WHAT YOU NEED TO DO: Please copy each line below that contains the word "fundamental".
#### SUPPLIED RECORDS ####
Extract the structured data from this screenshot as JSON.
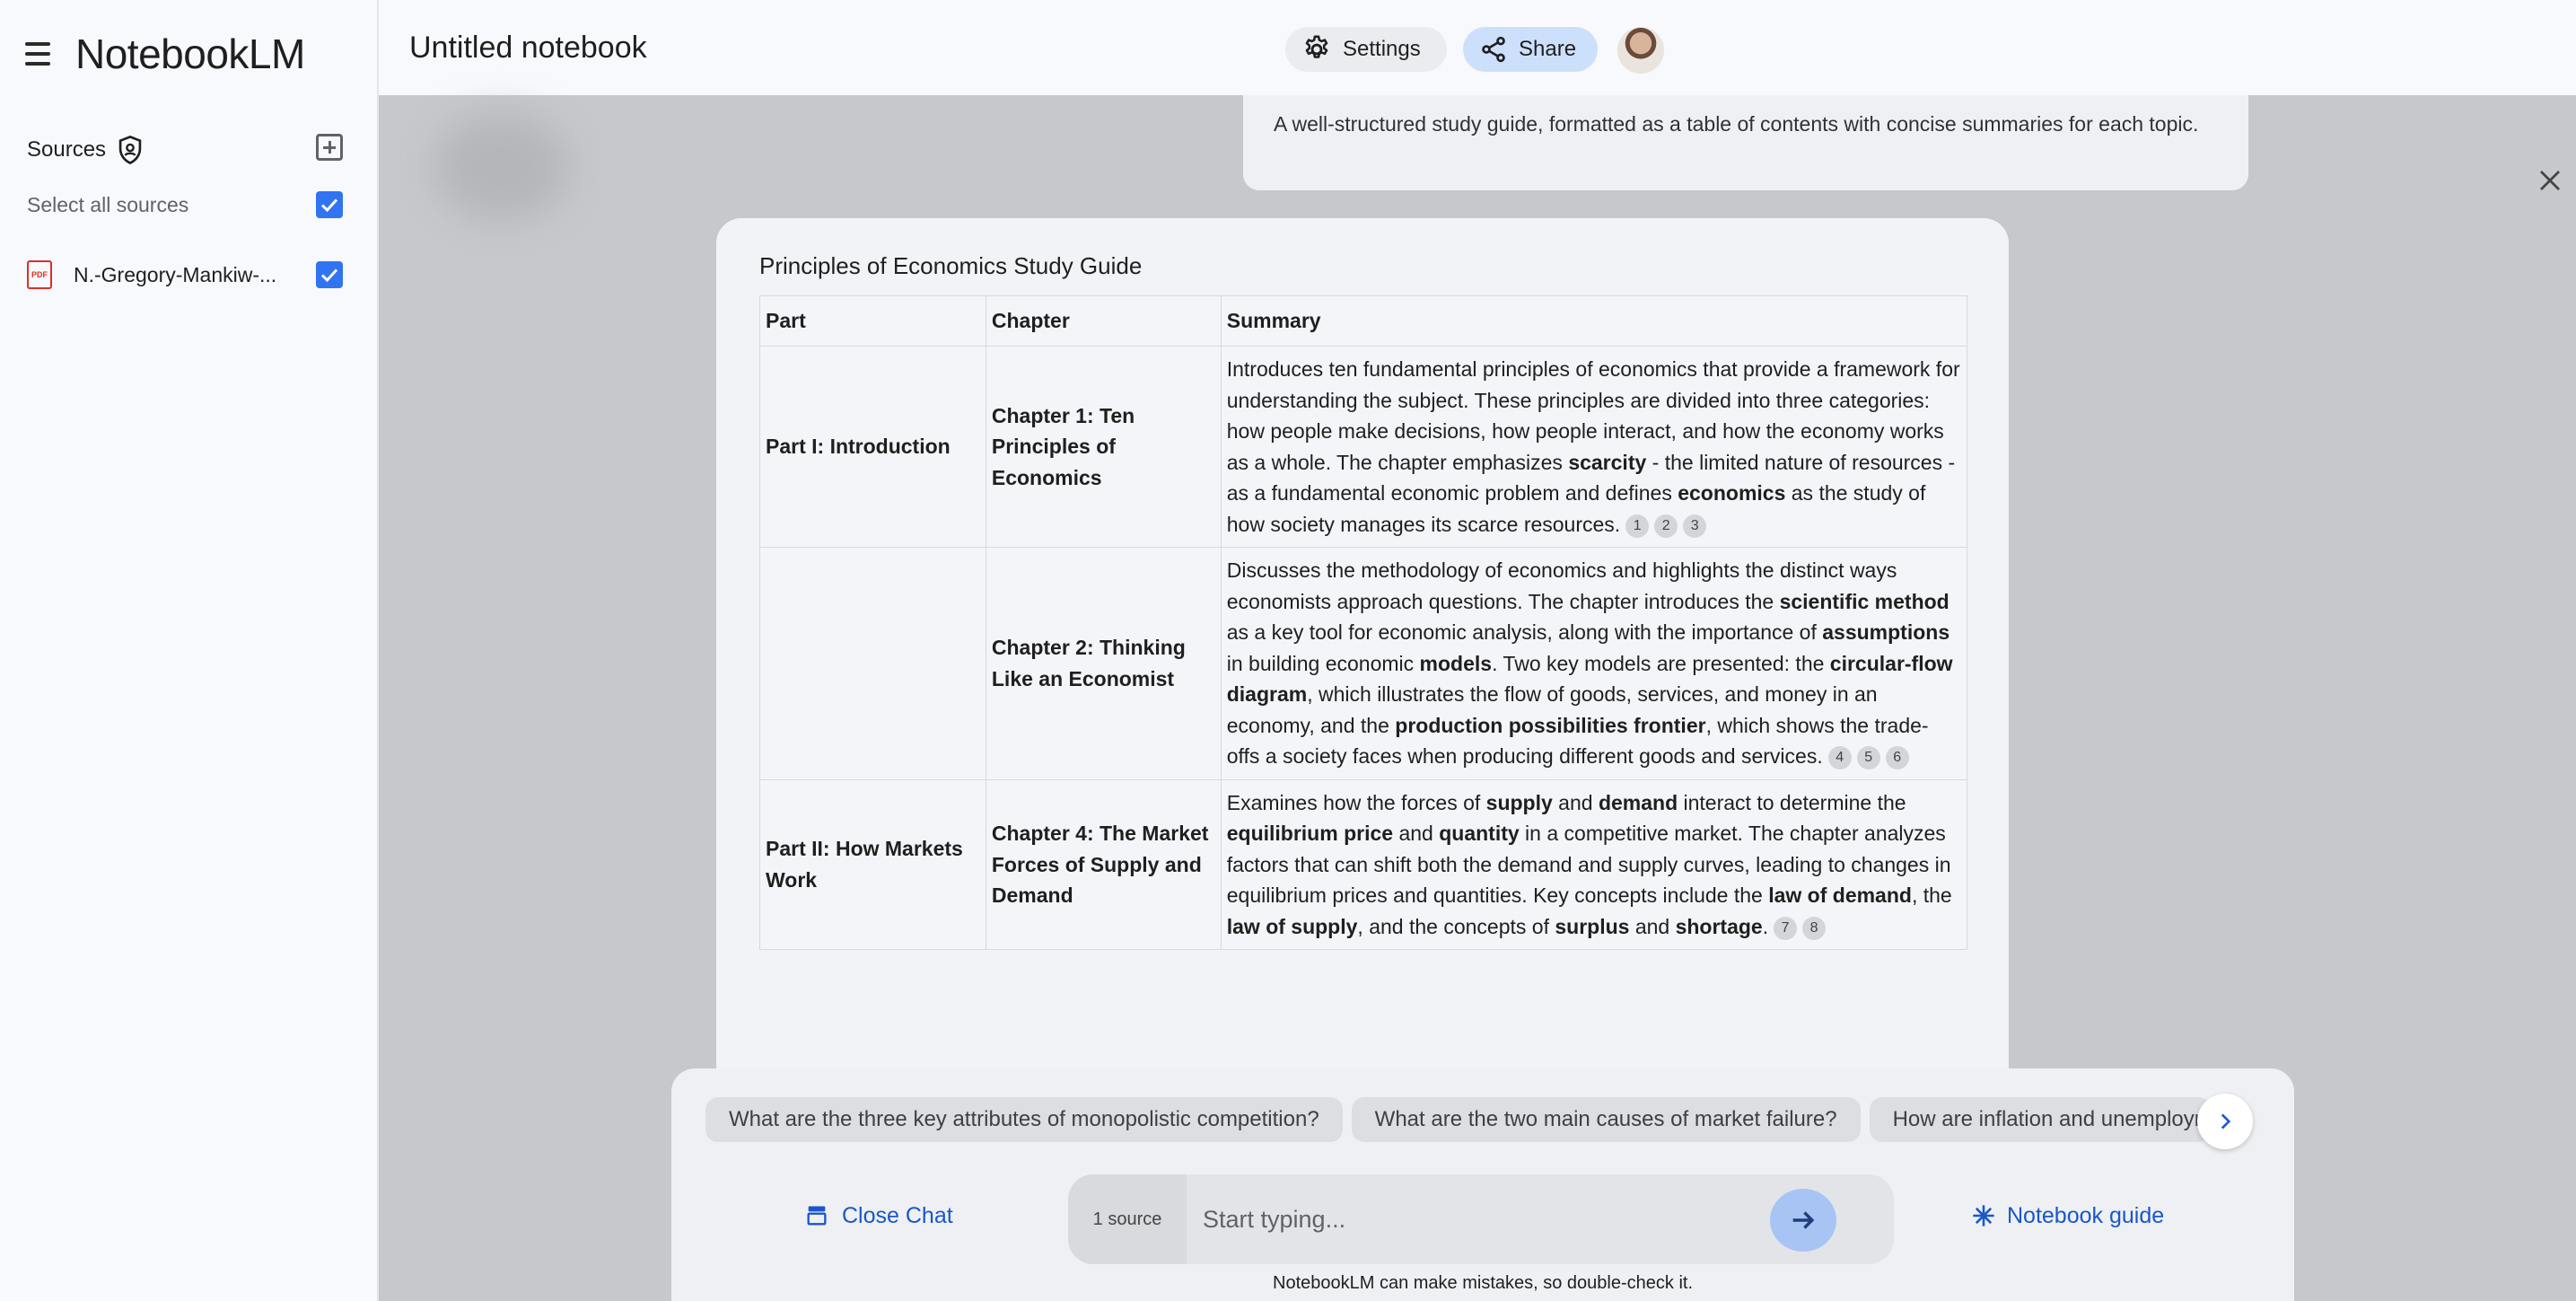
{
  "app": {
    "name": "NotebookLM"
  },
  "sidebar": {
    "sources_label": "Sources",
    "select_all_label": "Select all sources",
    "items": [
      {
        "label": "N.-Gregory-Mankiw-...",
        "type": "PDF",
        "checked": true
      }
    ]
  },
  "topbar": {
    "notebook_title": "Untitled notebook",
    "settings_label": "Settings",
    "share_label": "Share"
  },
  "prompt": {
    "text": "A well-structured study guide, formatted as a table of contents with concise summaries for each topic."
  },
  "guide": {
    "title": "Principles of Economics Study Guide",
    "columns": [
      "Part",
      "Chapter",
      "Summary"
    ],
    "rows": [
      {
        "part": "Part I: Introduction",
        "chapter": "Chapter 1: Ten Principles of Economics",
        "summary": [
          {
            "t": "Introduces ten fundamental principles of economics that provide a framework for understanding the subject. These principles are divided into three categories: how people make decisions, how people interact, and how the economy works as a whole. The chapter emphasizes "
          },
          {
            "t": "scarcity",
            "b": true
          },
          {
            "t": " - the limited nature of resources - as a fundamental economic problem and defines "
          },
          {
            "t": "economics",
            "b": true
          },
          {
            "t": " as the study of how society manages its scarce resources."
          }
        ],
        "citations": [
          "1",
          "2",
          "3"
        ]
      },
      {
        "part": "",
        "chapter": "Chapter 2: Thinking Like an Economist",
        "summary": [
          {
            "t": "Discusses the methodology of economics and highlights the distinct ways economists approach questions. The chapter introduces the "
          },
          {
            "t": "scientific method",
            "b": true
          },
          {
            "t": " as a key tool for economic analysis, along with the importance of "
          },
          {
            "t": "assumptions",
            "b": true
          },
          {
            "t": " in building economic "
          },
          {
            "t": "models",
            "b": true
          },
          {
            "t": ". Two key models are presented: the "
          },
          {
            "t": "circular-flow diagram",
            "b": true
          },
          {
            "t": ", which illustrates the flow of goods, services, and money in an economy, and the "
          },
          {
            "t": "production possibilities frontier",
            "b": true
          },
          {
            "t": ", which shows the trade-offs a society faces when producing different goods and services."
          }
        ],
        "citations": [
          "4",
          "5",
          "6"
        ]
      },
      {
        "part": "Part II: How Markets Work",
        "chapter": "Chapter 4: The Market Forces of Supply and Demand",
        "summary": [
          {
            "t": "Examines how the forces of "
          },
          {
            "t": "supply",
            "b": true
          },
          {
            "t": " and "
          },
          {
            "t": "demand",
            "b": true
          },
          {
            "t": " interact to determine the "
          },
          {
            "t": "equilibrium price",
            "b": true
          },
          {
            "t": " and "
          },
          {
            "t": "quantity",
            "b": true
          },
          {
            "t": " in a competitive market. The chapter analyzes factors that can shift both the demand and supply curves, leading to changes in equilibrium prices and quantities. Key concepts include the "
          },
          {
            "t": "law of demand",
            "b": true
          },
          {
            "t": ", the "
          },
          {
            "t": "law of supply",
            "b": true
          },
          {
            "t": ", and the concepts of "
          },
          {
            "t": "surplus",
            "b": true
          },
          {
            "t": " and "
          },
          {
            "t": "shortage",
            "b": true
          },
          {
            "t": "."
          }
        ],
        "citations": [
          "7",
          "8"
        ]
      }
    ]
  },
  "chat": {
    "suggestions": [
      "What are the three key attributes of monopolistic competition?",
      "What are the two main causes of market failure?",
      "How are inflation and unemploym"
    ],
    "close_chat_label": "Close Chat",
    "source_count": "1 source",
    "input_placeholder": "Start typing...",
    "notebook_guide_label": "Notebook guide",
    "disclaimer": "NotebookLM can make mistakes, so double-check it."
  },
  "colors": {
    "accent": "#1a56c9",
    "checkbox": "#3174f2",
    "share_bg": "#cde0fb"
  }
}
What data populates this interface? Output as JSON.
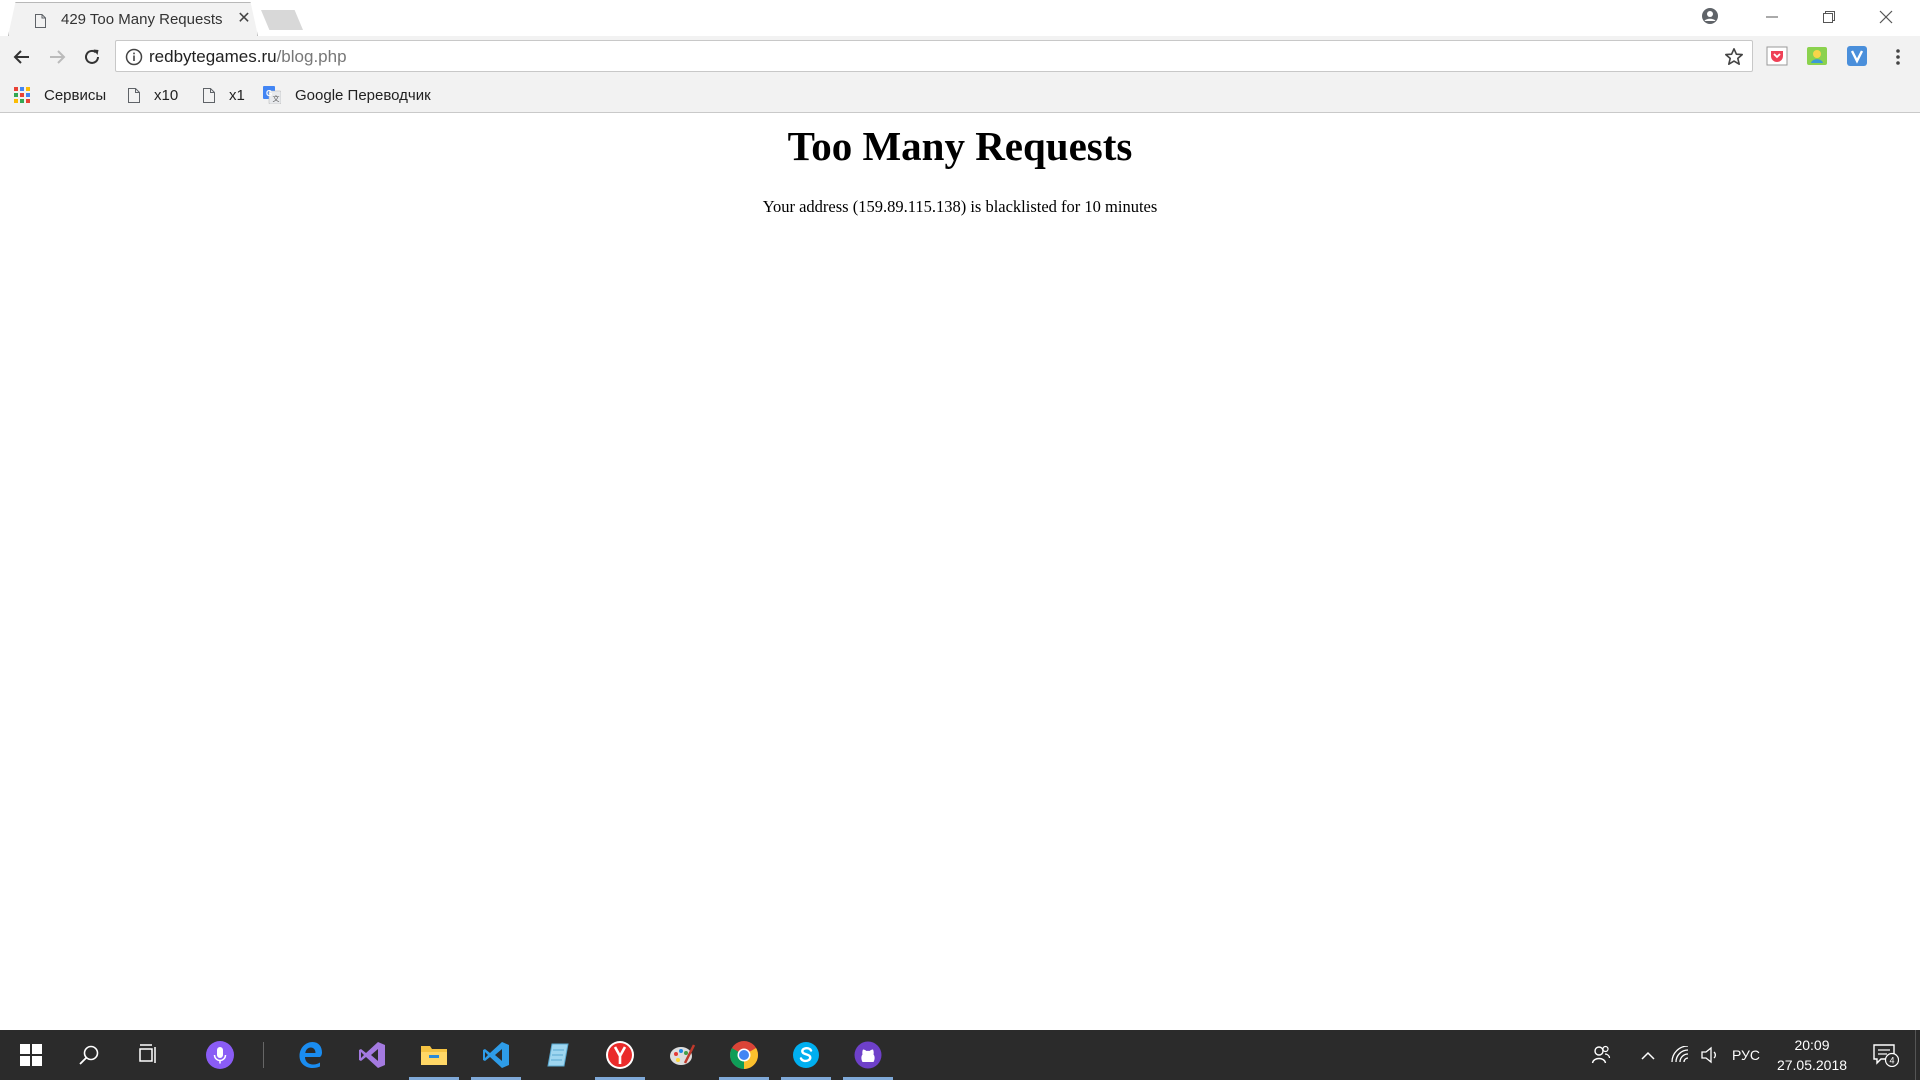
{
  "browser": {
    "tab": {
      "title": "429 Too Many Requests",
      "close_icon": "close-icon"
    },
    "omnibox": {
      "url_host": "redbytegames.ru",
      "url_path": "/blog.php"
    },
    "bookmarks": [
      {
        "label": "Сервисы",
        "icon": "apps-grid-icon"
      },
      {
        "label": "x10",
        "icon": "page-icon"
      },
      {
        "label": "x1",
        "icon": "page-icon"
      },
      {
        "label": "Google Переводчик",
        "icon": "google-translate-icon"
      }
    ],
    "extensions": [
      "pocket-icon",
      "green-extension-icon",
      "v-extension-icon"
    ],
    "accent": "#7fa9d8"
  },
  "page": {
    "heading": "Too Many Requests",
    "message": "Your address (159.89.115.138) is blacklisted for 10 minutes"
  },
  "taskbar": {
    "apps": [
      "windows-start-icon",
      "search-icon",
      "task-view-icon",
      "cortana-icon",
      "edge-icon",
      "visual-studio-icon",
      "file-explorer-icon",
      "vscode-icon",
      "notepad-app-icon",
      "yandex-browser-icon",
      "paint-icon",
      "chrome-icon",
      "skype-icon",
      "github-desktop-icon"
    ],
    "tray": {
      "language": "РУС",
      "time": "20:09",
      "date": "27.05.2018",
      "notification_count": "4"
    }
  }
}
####
ANSWER TO THIS PROBLEM:
            "t": "Introduces ten fundamental principles of economics that provide a framework for understanding the subject. These principles are divided into three categories: how people make decisions, how people interact, and how the economy works as a whole. The chapter emphasizes "
            "t": " - the limited nature of resources - as a fundamental economic problem and defines "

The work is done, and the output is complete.